#### THE TASK
Read the records and gather each line that includes "BurstRequestSrc".

(Dataset rows describing interfaces)
_____

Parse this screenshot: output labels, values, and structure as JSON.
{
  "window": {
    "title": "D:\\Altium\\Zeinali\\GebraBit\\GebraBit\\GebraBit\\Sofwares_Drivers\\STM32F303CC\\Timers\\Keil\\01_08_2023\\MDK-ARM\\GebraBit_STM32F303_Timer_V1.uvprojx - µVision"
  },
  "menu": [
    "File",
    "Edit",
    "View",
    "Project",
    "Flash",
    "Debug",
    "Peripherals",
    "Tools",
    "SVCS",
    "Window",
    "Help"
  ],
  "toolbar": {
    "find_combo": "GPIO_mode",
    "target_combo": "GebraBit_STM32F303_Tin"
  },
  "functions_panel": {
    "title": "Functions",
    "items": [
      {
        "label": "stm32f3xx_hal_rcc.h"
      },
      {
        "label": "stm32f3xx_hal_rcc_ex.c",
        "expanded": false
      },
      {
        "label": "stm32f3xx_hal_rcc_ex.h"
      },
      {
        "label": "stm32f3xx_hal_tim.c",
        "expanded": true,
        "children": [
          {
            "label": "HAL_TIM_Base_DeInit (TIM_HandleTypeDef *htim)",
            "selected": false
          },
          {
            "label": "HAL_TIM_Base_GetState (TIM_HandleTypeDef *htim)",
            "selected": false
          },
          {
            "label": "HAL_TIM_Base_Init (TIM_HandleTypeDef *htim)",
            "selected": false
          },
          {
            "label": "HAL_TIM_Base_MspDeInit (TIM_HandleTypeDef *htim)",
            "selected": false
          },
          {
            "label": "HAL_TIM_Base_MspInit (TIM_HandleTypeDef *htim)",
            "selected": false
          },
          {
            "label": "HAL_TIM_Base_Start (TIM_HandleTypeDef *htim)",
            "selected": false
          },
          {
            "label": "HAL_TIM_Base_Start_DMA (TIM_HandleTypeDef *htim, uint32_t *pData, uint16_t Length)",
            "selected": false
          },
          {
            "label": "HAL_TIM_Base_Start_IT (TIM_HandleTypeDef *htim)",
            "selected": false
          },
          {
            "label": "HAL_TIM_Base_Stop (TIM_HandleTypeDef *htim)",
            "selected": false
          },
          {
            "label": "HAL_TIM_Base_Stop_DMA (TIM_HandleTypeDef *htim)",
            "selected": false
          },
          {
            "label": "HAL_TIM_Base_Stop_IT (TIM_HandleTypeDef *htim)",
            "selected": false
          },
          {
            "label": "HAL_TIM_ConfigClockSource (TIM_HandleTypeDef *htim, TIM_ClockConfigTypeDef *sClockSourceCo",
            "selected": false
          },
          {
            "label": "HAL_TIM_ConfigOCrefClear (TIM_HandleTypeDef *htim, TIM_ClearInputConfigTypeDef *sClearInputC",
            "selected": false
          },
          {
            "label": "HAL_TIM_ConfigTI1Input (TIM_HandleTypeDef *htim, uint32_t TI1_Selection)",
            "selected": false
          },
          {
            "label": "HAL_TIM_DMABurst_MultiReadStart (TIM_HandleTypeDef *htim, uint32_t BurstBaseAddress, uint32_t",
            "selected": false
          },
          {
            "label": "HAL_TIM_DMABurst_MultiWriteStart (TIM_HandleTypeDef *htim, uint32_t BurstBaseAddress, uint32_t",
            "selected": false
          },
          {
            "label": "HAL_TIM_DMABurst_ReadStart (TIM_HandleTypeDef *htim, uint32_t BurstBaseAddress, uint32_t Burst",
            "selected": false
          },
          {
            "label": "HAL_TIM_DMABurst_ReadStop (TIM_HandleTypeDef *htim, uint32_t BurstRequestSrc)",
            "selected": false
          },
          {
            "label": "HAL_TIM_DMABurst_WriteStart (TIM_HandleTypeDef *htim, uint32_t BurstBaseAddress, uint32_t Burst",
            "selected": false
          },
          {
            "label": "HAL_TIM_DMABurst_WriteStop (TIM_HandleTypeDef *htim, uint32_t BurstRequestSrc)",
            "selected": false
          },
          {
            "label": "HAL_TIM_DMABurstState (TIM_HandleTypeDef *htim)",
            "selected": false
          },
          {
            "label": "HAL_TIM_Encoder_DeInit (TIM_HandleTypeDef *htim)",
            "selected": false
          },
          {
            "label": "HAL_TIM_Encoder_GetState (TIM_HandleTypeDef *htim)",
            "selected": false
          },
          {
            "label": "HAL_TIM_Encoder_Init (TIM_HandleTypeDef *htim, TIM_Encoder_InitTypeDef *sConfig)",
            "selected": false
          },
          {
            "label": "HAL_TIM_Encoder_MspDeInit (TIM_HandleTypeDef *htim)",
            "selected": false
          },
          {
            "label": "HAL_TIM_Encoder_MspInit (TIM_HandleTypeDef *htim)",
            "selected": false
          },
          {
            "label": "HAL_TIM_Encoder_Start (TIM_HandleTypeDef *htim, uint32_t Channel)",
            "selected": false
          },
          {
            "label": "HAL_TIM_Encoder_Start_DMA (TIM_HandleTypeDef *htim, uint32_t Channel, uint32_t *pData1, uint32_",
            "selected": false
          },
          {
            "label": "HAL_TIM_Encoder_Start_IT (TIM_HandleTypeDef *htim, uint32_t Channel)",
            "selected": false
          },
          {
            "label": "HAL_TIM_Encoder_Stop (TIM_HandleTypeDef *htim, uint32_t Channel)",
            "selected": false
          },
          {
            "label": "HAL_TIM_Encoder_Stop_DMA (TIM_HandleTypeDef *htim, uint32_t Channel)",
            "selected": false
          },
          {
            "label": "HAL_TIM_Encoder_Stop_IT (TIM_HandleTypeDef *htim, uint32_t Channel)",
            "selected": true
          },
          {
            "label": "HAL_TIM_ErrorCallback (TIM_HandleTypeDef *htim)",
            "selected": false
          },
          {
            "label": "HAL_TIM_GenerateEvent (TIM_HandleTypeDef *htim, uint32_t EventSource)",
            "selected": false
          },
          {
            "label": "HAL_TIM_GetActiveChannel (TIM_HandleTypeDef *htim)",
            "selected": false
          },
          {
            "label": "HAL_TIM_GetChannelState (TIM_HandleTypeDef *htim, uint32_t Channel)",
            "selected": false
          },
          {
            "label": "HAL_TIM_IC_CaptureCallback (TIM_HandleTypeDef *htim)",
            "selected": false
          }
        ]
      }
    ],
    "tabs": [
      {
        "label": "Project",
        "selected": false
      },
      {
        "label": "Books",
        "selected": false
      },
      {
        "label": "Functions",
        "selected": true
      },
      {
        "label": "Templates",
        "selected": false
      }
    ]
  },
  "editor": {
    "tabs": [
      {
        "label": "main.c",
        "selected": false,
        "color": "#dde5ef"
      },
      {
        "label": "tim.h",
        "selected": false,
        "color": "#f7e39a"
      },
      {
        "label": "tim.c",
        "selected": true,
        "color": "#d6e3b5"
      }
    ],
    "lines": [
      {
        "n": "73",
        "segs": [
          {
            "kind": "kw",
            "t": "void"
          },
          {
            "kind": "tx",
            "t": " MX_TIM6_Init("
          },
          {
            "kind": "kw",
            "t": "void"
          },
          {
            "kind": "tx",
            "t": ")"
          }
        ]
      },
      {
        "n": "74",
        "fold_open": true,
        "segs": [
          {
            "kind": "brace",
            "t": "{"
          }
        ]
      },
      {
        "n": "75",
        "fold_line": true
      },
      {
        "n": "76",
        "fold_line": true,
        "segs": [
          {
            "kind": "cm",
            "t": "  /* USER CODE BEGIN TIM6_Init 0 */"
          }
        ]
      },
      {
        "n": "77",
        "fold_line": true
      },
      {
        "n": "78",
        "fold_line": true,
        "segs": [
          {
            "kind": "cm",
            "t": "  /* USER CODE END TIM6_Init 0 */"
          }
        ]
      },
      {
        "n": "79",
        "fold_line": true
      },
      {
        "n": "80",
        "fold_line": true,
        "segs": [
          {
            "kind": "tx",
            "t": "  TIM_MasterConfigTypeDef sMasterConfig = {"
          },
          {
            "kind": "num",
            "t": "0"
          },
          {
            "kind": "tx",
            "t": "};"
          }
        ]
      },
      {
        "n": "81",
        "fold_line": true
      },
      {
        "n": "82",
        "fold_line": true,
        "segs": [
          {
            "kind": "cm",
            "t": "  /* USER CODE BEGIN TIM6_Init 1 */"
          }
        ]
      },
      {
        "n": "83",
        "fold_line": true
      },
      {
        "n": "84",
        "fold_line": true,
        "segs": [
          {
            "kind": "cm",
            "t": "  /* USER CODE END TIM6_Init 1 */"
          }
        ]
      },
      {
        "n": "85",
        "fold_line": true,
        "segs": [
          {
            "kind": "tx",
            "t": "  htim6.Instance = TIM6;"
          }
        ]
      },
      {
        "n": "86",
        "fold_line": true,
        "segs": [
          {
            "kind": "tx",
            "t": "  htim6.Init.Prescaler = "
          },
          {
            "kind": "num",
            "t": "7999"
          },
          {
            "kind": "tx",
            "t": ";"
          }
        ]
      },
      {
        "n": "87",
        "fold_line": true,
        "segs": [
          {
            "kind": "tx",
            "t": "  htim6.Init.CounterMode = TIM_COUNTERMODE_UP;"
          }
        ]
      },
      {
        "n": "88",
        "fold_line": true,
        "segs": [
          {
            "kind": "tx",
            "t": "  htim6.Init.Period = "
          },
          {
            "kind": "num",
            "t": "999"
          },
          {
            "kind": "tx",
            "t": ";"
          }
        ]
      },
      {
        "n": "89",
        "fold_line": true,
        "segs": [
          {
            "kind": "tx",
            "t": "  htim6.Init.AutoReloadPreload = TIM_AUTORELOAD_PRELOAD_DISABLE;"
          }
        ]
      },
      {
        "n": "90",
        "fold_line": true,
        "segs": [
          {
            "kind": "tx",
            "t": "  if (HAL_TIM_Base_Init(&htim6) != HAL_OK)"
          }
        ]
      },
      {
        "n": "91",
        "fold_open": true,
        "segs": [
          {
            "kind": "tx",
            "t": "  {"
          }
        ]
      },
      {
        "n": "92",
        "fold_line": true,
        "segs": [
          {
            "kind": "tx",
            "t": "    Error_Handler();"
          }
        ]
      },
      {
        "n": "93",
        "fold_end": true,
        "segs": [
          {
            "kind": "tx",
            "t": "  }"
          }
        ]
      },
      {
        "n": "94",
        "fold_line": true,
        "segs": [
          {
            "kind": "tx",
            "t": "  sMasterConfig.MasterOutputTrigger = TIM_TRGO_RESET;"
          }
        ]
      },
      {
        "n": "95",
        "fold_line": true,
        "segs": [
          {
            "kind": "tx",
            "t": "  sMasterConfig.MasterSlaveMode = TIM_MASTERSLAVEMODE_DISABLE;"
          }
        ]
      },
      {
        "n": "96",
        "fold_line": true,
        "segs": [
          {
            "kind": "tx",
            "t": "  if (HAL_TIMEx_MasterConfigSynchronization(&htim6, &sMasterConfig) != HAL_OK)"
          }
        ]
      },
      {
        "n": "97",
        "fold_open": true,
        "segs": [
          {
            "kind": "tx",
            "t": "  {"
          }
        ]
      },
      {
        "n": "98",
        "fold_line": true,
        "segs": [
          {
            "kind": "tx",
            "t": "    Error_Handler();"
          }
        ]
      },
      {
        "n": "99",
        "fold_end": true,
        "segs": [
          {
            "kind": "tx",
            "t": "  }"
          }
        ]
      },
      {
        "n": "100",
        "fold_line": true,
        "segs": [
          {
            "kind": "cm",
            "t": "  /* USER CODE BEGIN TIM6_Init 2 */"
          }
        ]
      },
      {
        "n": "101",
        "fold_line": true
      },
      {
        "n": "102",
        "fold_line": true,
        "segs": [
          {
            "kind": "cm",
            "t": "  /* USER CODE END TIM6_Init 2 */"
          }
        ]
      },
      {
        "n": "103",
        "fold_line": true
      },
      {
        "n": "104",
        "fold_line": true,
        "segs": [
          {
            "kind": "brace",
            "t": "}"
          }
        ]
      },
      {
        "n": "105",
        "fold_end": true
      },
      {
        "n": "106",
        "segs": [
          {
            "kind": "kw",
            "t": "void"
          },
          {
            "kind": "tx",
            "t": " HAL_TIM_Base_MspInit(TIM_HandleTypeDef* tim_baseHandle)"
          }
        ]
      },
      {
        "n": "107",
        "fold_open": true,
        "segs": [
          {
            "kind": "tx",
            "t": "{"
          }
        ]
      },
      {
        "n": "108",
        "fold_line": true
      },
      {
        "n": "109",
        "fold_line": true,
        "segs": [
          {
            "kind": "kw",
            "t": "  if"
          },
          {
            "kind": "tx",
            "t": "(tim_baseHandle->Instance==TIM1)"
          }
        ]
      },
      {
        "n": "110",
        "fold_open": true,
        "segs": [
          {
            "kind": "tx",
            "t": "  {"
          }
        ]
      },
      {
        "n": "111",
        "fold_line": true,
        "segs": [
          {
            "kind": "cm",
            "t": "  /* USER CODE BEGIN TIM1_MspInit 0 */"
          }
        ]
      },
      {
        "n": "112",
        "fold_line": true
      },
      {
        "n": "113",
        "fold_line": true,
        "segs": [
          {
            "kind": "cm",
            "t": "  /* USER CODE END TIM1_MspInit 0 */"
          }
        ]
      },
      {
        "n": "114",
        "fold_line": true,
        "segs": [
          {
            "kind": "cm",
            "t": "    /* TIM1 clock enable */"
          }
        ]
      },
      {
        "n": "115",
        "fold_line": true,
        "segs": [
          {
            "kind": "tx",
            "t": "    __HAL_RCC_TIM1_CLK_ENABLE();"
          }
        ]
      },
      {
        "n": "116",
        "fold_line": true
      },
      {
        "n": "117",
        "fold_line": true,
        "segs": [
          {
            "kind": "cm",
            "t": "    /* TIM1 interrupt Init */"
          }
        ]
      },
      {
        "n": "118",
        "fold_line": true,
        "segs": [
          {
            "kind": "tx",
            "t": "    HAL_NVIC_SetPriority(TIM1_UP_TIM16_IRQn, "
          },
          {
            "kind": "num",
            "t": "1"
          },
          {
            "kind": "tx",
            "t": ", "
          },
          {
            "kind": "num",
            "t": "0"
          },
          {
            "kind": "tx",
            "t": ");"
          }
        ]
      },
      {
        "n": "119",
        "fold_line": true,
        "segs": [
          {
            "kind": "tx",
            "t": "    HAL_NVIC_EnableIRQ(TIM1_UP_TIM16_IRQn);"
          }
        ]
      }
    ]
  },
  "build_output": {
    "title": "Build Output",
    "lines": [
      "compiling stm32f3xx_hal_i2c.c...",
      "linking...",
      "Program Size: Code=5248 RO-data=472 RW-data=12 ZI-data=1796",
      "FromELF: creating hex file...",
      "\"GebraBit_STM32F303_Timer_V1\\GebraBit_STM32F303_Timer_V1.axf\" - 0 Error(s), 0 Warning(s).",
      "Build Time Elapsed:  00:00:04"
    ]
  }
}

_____

#### REPLY TO THE EXERCISE
            "label": "HAL_TIM_DMABurst_ReadStop (TIM_HandleTypeDef *htim, uint32_t BurstRequestSrc)",
            "label": "HAL_TIM_DMABurst_WriteStop (TIM_HandleTypeDef *htim, uint32_t BurstRequestSrc)",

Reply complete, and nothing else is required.